Of course, before we can reach for such lofty goals as enlightening the world, we as a country must first look after our own people. After all, the purpose of the state is first and foremost to protect and serve its own citizenry. Some would, therefore, argue that allowing the Saudi government to continue its reign of evil is worth it, because it serves our people and our interests by providing us with valuable economic and military resources.
Economically, the US-Saudi alliance is at least somewhat beneficial for America at this time. The US imports roughly one million barrels of petroleum a day from Saudi Arabia, accounting for around 10% of total American petroleum imports according to the Energy Information Administration. Naturally, Saudi Arabian imports thus help keep petroleum and gasoline prices down in the US.
However, the actual value of Saudi Arabia’s million barrels a day is often overestimated. The United States produces around 9.3 million barrels of oil per day on our own, and imports around 9.2 million additional barrels a day from other countries. Additionally, many alternative forms of energy are quickly becoming available to Americans, from natural gas to solar harvesting, and while these may not eliminate our petroleum needs anytime soon, they will certainly decrease them. With this understood, it is clear that the US could get along just fine without Saudi oil.
Militarily, the US uses Saudi soil to host several large overseas bases, and of course the Saudis are considered the main regional opposition to Iran. However, the US retains many other military bases throughout the region, especially in Israel, and the fact remains that without American support, the Iran-Saudi conflict would likely continue regardless – the Sunni-Shia clash and the numerous political issues stemming from it will likely not fade away any time soon, and thus the Saudi Kingdom would likely remain a check against Iran regardless of American support. Furthermore, with or without the Saudis America remains strong enough on our own, or with our less objectionable allies, to ward off the Iranian threat.

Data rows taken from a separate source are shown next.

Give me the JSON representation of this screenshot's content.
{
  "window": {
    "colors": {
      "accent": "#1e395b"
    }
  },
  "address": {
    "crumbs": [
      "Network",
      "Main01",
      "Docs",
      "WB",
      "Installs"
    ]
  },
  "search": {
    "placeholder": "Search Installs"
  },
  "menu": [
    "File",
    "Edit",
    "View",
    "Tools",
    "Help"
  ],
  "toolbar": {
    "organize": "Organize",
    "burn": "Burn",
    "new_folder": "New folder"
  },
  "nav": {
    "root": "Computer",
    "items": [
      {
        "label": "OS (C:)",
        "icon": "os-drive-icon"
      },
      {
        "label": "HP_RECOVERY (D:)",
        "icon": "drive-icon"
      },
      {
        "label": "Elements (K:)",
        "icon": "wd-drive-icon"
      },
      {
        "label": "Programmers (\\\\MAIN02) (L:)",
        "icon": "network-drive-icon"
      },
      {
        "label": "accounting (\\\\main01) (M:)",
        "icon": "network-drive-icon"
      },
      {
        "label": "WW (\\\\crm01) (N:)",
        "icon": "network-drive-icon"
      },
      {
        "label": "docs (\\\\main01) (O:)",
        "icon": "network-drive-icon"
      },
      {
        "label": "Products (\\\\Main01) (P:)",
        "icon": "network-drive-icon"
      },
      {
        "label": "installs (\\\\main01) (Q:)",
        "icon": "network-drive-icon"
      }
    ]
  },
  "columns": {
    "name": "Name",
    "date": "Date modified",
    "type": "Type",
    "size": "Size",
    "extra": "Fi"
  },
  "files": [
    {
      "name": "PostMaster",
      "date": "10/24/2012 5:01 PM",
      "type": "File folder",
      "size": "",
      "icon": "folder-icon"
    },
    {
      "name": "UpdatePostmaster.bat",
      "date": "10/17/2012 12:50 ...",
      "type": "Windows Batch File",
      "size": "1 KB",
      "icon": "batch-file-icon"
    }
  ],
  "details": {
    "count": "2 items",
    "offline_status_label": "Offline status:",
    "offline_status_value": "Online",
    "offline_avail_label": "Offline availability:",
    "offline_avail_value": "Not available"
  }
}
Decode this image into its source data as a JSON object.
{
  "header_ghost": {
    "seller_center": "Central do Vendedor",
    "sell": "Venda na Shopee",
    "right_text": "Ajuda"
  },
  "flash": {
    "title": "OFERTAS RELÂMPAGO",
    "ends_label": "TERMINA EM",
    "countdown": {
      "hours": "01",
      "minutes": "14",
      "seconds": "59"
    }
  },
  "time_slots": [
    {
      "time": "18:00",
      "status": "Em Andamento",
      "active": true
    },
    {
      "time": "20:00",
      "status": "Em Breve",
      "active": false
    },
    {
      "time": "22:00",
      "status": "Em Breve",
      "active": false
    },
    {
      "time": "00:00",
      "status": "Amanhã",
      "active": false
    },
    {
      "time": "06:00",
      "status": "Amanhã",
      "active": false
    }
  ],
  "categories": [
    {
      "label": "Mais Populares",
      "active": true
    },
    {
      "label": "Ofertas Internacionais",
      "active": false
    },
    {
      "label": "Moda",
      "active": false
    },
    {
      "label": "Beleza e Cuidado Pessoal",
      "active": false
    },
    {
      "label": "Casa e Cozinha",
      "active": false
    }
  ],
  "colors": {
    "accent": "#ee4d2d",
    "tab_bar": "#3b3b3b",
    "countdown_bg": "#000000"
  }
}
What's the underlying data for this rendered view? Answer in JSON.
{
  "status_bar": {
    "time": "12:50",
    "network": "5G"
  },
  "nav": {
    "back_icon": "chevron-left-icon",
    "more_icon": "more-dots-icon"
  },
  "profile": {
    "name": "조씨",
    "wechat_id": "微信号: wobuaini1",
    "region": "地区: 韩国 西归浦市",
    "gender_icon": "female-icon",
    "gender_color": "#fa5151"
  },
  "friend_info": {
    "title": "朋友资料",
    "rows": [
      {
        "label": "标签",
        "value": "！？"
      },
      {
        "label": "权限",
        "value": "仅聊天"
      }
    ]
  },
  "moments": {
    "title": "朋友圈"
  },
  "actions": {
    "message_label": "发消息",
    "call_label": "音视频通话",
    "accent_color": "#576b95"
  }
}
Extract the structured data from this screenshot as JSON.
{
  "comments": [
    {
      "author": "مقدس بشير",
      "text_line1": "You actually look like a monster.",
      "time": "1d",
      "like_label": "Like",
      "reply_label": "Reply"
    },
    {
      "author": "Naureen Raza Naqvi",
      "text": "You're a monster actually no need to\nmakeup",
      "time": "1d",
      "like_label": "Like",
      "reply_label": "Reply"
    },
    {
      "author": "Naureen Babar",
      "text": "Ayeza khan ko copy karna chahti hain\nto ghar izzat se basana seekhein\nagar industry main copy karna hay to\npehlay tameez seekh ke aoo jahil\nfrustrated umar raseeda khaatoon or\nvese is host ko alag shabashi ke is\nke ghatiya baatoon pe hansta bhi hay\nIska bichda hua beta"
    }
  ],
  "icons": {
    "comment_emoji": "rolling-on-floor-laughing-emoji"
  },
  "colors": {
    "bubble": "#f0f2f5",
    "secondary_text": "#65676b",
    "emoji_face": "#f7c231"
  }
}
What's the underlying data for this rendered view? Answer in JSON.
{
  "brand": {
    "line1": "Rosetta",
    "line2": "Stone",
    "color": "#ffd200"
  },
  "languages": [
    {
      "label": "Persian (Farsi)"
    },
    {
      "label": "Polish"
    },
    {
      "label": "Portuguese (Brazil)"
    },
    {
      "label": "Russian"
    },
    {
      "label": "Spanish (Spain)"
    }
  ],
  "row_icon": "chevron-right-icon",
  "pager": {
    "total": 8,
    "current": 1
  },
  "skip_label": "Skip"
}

So, it would seem that the Saudis need us a lot more than we need them. With or without them, the United States will be able to protect and maintain our national and economic interests. Therefore, the American government need not maintain this alliance for the good of our own people. In fact, it might even be against our own national interest to continue propping up the regime. They are, at best, a flakey ally at the moment, and they remain a nation whose core principles are completely opposed to our own. In the future, this radical islamist government could become an enemy, and the more we feed them and insulate them from foreign threats, the more dangerous of a foe they could grow to be.
The United States thus has both moral and political interests in severing our alliance with this murderous, oppressive, and truly evil regime. We must stop protecting and propping-up the Saud dynasty. With our enabling, they will continue to oppress and malign their own people unopposed, all while they continue to build up their own ability to threaten and terrorize the free world.